ASSIGNMENT:
Whichever lines of the entries hold the word "name" should be identified and copied.

Web page and app entries
* * * * * * *

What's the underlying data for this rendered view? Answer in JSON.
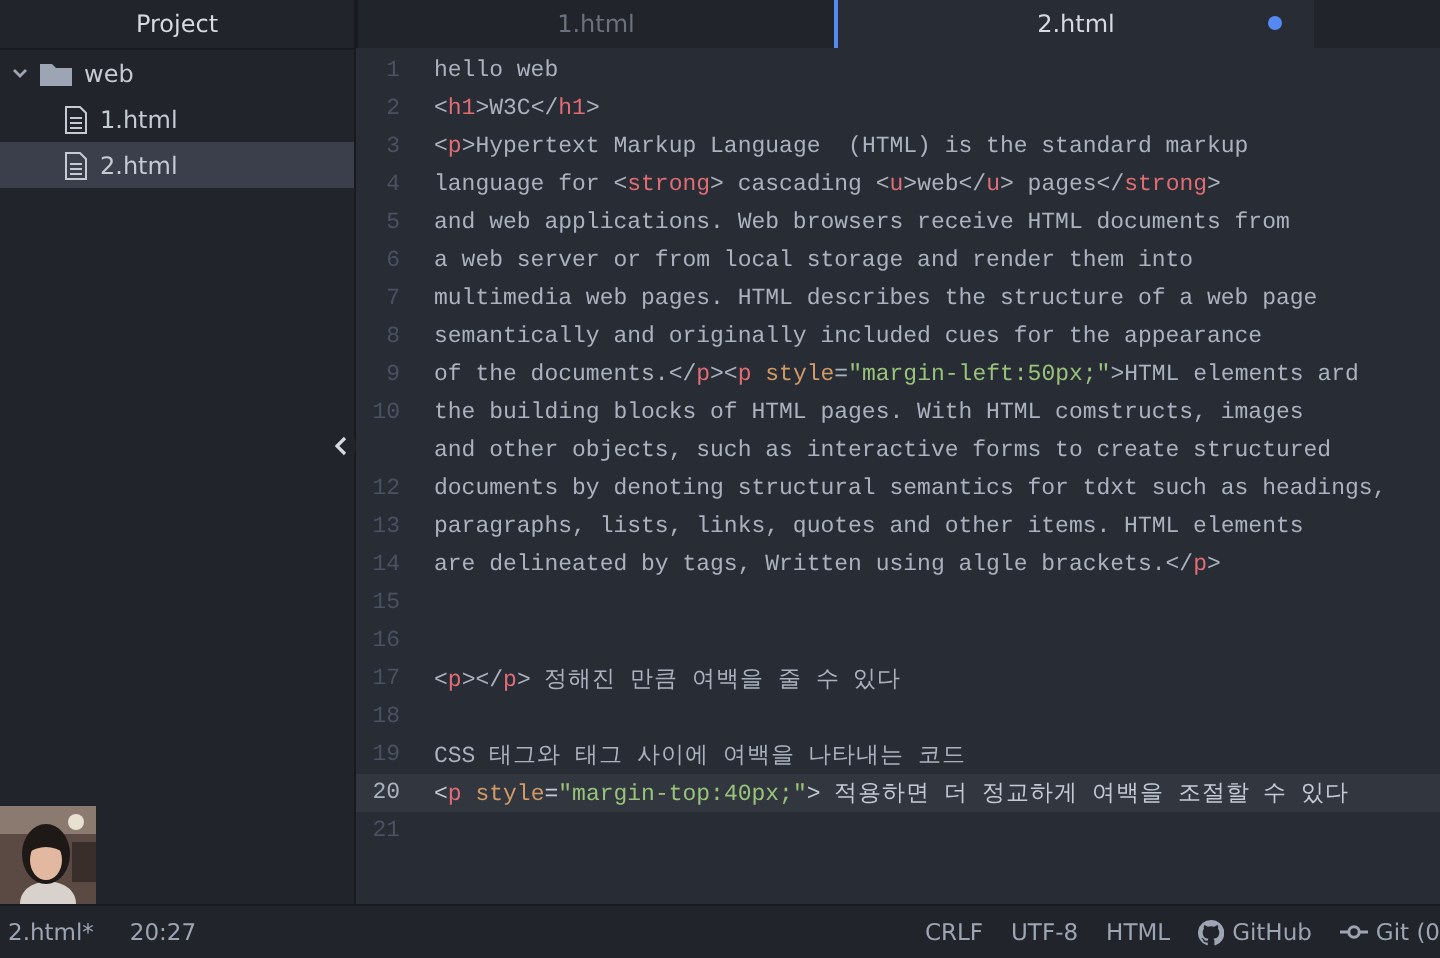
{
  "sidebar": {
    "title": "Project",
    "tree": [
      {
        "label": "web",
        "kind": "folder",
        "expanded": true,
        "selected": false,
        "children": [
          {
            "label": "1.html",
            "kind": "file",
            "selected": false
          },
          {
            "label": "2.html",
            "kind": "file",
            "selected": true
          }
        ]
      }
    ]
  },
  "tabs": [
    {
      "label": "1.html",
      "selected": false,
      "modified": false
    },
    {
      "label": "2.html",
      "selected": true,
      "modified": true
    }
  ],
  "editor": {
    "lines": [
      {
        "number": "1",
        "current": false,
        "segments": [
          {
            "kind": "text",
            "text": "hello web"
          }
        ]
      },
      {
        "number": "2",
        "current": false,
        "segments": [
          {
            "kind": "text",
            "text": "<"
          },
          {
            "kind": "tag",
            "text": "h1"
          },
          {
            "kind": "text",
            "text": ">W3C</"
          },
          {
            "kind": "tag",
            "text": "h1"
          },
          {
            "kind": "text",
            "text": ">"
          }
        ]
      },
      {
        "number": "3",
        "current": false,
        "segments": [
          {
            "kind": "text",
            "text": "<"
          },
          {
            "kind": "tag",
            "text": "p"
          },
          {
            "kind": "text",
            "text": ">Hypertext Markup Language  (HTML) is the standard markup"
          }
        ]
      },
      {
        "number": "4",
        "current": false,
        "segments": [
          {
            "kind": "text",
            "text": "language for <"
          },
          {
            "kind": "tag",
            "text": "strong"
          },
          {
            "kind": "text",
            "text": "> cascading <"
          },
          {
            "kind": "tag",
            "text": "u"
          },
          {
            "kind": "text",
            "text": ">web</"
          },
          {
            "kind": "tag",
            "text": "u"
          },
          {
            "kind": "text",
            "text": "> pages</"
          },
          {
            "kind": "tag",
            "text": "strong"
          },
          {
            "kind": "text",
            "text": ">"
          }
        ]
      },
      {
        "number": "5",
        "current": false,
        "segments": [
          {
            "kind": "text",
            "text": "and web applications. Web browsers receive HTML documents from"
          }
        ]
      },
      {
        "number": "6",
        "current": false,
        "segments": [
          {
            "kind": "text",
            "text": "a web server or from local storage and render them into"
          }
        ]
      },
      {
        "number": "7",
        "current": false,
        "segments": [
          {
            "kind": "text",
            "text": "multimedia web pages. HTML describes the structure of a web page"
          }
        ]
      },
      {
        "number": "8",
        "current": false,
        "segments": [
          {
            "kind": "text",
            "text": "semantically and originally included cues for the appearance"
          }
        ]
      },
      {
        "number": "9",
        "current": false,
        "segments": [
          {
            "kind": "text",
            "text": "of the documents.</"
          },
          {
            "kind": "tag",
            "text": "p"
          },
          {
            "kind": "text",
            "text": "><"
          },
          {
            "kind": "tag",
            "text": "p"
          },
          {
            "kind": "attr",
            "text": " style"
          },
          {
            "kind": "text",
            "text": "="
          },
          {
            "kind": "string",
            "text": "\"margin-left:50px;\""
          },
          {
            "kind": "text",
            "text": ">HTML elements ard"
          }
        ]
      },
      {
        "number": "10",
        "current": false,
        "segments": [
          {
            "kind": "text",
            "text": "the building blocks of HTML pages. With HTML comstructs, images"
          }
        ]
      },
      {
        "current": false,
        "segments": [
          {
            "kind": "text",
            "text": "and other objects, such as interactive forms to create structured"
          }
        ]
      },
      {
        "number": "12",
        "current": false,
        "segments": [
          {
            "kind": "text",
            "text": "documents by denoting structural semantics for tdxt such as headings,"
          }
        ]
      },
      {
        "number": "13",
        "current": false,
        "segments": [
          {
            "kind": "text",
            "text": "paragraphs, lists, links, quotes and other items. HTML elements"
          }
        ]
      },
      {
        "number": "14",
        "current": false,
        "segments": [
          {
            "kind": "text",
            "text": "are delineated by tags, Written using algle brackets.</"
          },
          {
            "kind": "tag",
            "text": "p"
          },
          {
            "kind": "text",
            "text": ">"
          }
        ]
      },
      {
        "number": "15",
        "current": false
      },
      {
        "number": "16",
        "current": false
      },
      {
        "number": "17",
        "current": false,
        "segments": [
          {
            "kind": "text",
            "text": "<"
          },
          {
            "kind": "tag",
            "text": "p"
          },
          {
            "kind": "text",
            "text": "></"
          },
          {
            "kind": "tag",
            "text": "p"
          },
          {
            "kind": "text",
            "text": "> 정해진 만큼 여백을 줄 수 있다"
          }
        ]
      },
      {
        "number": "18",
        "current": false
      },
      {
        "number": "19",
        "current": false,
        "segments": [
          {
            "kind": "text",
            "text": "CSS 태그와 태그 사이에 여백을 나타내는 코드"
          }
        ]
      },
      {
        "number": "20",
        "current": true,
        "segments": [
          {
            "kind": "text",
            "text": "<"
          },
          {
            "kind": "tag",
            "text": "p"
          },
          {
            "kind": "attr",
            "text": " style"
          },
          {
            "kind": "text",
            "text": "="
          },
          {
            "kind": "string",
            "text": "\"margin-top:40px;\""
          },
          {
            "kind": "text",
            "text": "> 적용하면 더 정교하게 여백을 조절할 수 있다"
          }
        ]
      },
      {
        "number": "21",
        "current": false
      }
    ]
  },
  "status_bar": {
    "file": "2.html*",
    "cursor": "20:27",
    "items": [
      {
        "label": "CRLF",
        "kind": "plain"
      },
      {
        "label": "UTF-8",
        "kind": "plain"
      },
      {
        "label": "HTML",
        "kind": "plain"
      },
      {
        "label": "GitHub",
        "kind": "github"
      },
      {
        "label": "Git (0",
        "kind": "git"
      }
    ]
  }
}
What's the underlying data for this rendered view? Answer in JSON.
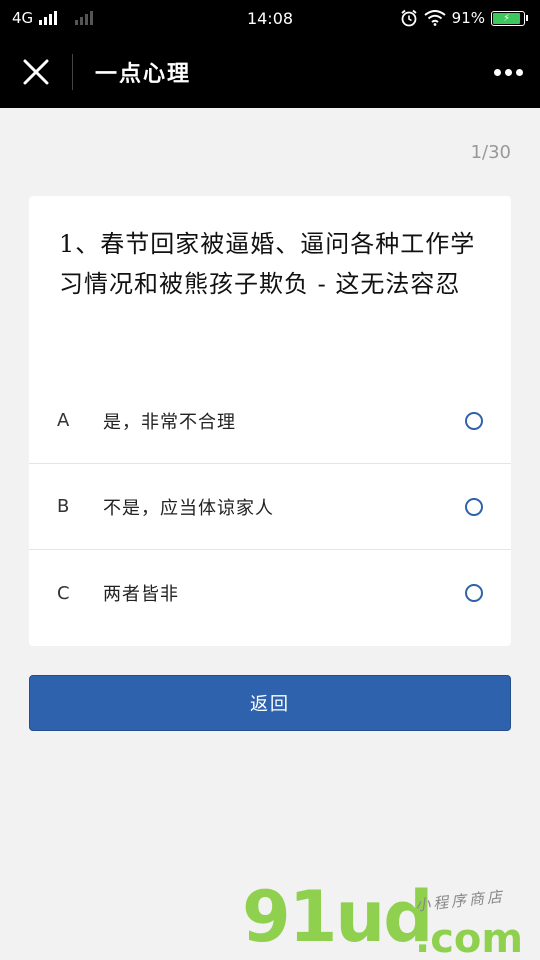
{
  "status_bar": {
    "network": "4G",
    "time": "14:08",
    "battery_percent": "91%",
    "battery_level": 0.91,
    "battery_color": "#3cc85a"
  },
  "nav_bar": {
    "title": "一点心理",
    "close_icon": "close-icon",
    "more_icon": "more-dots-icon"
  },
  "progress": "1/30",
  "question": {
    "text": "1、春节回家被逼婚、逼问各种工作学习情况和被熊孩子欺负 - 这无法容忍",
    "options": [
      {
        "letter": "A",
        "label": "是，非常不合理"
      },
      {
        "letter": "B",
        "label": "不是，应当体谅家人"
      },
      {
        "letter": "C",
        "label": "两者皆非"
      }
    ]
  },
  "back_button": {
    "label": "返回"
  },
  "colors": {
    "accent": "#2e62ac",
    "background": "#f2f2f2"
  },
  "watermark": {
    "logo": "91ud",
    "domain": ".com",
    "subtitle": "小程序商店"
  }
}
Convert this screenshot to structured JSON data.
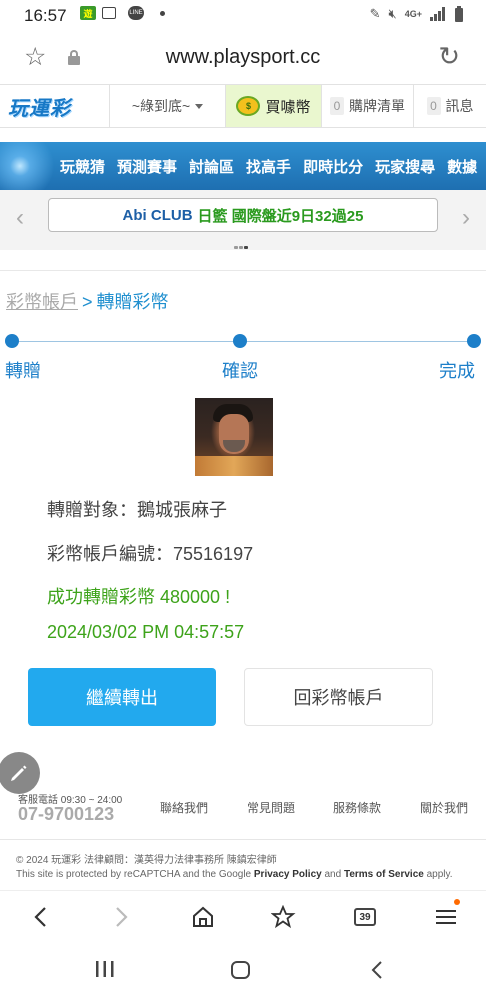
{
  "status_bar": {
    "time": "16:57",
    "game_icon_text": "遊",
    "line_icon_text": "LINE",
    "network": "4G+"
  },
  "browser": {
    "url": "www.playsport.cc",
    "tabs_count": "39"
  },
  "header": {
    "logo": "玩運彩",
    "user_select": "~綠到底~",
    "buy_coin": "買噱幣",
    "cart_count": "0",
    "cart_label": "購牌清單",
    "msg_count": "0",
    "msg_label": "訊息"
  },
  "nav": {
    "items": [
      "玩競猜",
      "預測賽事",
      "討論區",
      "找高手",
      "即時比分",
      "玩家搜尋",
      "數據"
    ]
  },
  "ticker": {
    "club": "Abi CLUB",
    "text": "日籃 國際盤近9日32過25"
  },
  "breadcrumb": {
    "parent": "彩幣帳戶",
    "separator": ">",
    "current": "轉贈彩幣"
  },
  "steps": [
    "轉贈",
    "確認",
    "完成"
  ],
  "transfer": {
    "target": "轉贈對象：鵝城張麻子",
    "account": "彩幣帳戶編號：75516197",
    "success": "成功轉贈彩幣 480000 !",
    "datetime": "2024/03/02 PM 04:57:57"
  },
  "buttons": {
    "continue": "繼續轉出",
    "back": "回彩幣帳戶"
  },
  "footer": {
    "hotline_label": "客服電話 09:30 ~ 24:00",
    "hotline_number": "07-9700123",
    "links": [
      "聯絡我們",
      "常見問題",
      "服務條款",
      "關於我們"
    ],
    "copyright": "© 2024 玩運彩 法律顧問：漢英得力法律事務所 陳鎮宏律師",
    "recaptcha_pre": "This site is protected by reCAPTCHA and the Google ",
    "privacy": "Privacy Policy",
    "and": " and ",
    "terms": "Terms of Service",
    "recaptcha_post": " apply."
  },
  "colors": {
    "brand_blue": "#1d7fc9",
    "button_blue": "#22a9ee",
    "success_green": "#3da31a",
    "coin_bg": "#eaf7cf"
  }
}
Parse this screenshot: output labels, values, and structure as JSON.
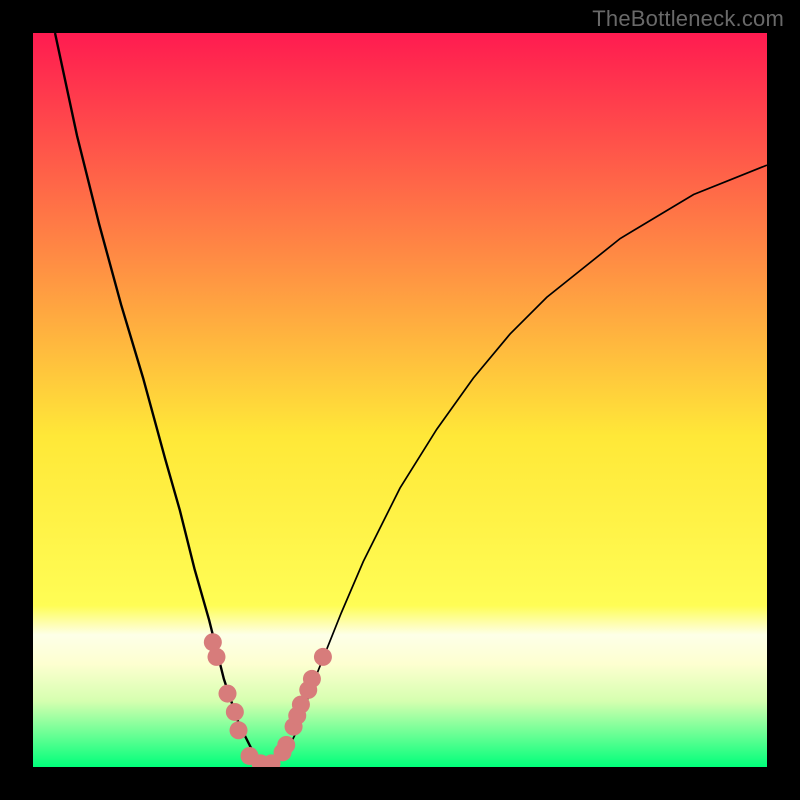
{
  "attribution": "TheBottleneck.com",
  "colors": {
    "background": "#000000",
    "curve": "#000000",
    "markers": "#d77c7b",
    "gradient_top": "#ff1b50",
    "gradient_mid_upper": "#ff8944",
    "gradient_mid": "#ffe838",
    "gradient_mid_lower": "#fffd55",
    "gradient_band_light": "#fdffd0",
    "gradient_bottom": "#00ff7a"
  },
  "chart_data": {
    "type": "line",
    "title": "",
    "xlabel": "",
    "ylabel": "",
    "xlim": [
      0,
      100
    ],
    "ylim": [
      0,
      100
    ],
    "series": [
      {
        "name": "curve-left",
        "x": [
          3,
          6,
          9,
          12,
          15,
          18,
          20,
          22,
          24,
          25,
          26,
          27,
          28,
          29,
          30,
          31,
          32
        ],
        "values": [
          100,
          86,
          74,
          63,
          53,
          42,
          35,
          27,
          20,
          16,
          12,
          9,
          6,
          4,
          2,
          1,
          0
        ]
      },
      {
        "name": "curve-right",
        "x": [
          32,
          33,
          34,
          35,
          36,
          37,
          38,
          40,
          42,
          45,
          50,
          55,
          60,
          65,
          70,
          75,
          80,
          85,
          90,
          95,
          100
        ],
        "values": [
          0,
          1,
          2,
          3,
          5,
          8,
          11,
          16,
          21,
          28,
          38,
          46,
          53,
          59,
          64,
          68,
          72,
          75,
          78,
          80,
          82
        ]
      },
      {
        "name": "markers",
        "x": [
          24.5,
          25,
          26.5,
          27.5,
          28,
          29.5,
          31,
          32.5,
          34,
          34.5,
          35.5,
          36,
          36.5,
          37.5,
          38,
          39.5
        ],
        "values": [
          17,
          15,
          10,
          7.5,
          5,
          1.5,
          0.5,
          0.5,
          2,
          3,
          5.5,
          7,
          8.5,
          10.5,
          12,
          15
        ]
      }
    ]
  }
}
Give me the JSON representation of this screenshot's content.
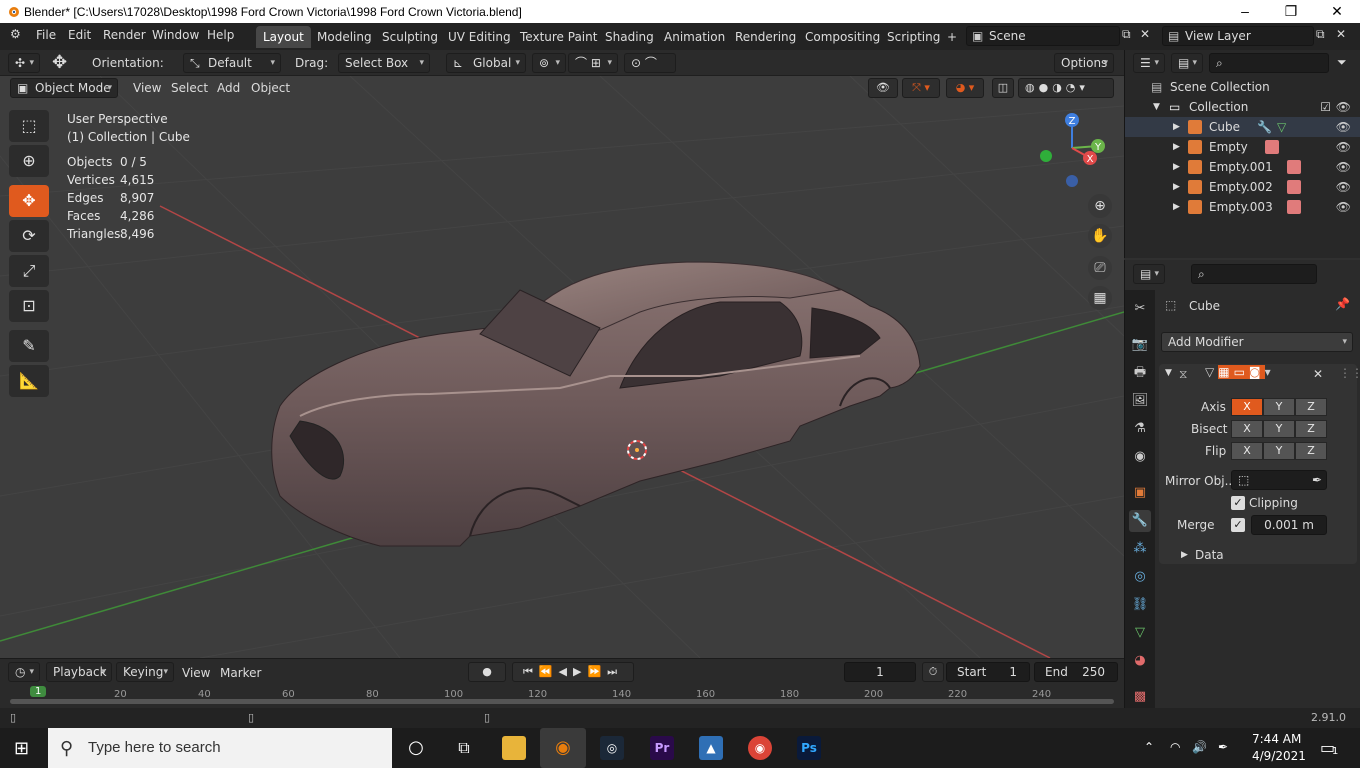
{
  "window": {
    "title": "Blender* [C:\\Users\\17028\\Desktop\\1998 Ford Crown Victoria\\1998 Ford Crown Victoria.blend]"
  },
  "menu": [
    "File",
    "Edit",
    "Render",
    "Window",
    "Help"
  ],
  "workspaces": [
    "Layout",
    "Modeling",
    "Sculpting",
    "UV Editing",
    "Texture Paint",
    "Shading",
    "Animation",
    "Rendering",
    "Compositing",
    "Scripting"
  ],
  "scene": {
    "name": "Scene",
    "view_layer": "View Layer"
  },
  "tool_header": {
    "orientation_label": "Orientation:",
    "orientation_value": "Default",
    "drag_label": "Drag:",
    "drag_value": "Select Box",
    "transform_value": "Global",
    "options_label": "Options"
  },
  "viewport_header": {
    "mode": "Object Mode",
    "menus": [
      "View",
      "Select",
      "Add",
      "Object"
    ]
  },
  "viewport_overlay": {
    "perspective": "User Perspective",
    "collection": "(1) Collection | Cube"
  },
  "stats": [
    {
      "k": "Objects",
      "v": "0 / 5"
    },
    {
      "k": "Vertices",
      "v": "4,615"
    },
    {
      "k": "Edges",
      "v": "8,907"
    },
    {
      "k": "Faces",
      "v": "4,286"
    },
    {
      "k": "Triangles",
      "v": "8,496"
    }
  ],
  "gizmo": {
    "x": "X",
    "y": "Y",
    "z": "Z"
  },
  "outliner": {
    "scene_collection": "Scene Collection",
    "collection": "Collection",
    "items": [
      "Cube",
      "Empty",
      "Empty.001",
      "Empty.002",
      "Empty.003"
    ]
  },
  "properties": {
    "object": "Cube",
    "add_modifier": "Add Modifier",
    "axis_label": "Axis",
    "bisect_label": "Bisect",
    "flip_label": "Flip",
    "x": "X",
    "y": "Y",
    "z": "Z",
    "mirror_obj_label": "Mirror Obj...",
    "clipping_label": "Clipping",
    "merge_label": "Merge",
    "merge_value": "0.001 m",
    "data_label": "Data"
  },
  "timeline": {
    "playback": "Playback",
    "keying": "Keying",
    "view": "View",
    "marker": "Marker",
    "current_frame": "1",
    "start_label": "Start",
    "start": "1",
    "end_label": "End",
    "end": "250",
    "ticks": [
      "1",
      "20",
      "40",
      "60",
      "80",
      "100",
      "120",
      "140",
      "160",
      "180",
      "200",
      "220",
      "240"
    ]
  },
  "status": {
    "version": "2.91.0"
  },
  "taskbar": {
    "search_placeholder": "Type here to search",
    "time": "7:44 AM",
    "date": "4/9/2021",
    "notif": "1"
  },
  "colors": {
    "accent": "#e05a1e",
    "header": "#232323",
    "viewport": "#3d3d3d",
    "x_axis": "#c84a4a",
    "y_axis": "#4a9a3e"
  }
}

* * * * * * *

WRITTEN ANSWER:
        "name": "curve-left",
        "name": "curve-right",
        "name": "markers",
    "name": "Scene",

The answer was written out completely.